▶ WHAT YOU WILL DO
An exact repetition of the records is required. Leave nothing out.

Data items:
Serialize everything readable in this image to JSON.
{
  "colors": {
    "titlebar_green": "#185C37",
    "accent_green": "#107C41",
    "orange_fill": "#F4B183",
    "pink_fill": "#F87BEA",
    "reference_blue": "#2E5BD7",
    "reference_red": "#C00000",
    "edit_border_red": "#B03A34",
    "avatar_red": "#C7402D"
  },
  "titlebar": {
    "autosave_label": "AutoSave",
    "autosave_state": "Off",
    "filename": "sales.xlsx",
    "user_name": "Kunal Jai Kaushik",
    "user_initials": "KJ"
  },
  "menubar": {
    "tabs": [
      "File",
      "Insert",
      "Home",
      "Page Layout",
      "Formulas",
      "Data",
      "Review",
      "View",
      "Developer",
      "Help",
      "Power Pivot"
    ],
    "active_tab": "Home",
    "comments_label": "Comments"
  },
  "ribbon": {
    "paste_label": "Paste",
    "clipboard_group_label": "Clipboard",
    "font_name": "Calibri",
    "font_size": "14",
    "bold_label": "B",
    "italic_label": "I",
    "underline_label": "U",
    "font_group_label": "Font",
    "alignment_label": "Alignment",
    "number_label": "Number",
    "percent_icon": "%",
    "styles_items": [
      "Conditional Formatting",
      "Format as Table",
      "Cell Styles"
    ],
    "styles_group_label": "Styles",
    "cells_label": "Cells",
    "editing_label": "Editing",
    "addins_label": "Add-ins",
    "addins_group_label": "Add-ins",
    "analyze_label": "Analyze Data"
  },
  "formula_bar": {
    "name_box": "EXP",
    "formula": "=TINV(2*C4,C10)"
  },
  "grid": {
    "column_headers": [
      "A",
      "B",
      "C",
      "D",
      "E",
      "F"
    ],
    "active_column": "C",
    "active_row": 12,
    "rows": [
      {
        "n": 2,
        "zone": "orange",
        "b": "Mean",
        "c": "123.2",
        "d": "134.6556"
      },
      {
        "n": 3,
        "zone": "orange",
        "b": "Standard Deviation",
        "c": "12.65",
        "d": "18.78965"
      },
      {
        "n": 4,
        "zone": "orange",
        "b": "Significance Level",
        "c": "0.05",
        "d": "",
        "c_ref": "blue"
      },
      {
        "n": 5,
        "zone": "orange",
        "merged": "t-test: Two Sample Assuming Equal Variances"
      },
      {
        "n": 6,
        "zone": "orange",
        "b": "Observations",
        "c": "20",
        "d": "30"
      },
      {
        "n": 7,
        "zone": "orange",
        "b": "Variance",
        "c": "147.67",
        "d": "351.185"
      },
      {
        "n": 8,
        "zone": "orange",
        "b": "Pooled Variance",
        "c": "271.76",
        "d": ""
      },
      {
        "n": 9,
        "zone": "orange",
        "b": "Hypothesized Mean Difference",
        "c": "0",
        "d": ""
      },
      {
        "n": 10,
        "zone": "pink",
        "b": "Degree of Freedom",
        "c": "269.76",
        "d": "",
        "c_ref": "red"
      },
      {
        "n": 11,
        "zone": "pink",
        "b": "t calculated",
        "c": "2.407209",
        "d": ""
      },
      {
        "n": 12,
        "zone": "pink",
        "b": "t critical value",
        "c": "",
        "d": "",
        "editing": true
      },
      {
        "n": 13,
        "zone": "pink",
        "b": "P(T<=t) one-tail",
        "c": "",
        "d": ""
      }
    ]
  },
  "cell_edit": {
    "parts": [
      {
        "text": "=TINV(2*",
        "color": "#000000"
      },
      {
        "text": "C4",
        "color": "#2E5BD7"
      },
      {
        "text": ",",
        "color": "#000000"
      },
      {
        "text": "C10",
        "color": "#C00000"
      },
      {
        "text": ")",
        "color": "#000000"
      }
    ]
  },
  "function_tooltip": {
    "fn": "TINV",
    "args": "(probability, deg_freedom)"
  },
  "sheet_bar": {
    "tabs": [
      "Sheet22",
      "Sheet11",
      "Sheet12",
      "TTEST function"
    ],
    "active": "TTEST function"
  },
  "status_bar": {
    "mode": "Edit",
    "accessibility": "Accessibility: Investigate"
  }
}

▶ WRITTEN ANSWER
Serialize everything readable in this image to JSON.
{
  "colors": {
    "titlebar_green": "#185C37",
    "accent_green": "#107C41",
    "orange_fill": "#F4B183",
    "pink_fill": "#F87BEA",
    "reference_blue": "#2E5BD7",
    "reference_red": "#C00000",
    "edit_border_red": "#B03A34",
    "avatar_red": "#C7402D"
  },
  "titlebar": {
    "autosave_label": "AutoSave",
    "autosave_state": "Off",
    "filename": "sales.xlsx",
    "user_name": "Kunal Jai Kaushik",
    "user_initials": "KJ"
  },
  "menubar": {
    "tabs": [
      "File",
      "Insert",
      "Home",
      "Page Layout",
      "Formulas",
      "Data",
      "Review",
      "View",
      "Developer",
      "Help",
      "Power Pivot"
    ],
    "active_tab": "Home",
    "comments_label": "Comments"
  },
  "ribbon": {
    "paste_label": "Paste",
    "clipboard_group_label": "Clipboard",
    "font_name": "Calibri",
    "font_size": "14",
    "bold_label": "B",
    "italic_label": "I",
    "underline_label": "U",
    "font_group_label": "Font",
    "alignment_label": "Alignment",
    "number_label": "Number",
    "percent_icon": "%",
    "styles_items": [
      "Conditional Formatting",
      "Format as Table",
      "Cell Styles"
    ],
    "styles_group_label": "Styles",
    "cells_label": "Cells",
    "editing_label": "Editing",
    "addins_label": "Add-ins",
    "addins_group_label": "Add-ins",
    "analyze_label": "Analyze Data"
  },
  "formula_bar": {
    "name_box": "EXP",
    "formula": "=TINV(2*C4,C10)"
  },
  "grid": {
    "column_headers": [
      "A",
      "B",
      "C",
      "D",
      "E",
      "F"
    ],
    "active_column": "C",
    "active_row": 12,
    "rows": [
      {
        "n": 2,
        "zone": "orange",
        "b": "Mean",
        "c": "123.2",
        "d": "134.6556"
      },
      {
        "n": 3,
        "zone": "orange",
        "b": "Standard Deviation",
        "c": "12.65",
        "d": "18.78965"
      },
      {
        "n": 4,
        "zone": "orange",
        "b": "Significance Level",
        "c": "0.05",
        "d": "",
        "c_ref": "blue"
      },
      {
        "n": 5,
        "zone": "orange",
        "merged": "t-test: Two Sample Assuming Equal Variances"
      },
      {
        "n": 6,
        "zone": "orange",
        "b": "Observations",
        "c": "20",
        "d": "30"
      },
      {
        "n": 7,
        "zone": "orange",
        "b": "Variance",
        "c": "147.67",
        "d": "351.185"
      },
      {
        "n": 8,
        "zone": "orange",
        "b": "Pooled Variance",
        "c": "271.76",
        "d": ""
      },
      {
        "n": 9,
        "zone": "orange",
        "b": "Hypothesized Mean Difference",
        "c": "0",
        "d": ""
      },
      {
        "n": 10,
        "zone": "pink",
        "b": "Degree of Freedom",
        "c": "269.76",
        "d": "",
        "c_ref": "red"
      },
      {
        "n": 11,
        "zone": "pink",
        "b": "t calculated",
        "c": "2.407209",
        "d": ""
      },
      {
        "n": 12,
        "zone": "pink",
        "b": "t critical value",
        "c": "",
        "d": "",
        "editing": true
      },
      {
        "n": 13,
        "zone": "pink",
        "b": "P(T<=t) one-tail",
        "c": "",
        "d": ""
      }
    ]
  },
  "cell_edit": {
    "parts": [
      {
        "text": "=TINV(2*",
        "color": "#000000"
      },
      {
        "text": "C4",
        "color": "#2E5BD7"
      },
      {
        "text": ",",
        "color": "#000000"
      },
      {
        "text": "C10",
        "color": "#C00000"
      },
      {
        "text": ")",
        "color": "#000000"
      }
    ]
  },
  "function_tooltip": {
    "fn": "TINV",
    "args": "(probability, deg_freedom)"
  },
  "sheet_bar": {
    "tabs": [
      "Sheet22",
      "Sheet11",
      "Sheet12",
      "TTEST function"
    ],
    "active": "TTEST function"
  },
  "status_bar": {
    "mode": "Edit",
    "accessibility": "Accessibility: Investigate"
  }
}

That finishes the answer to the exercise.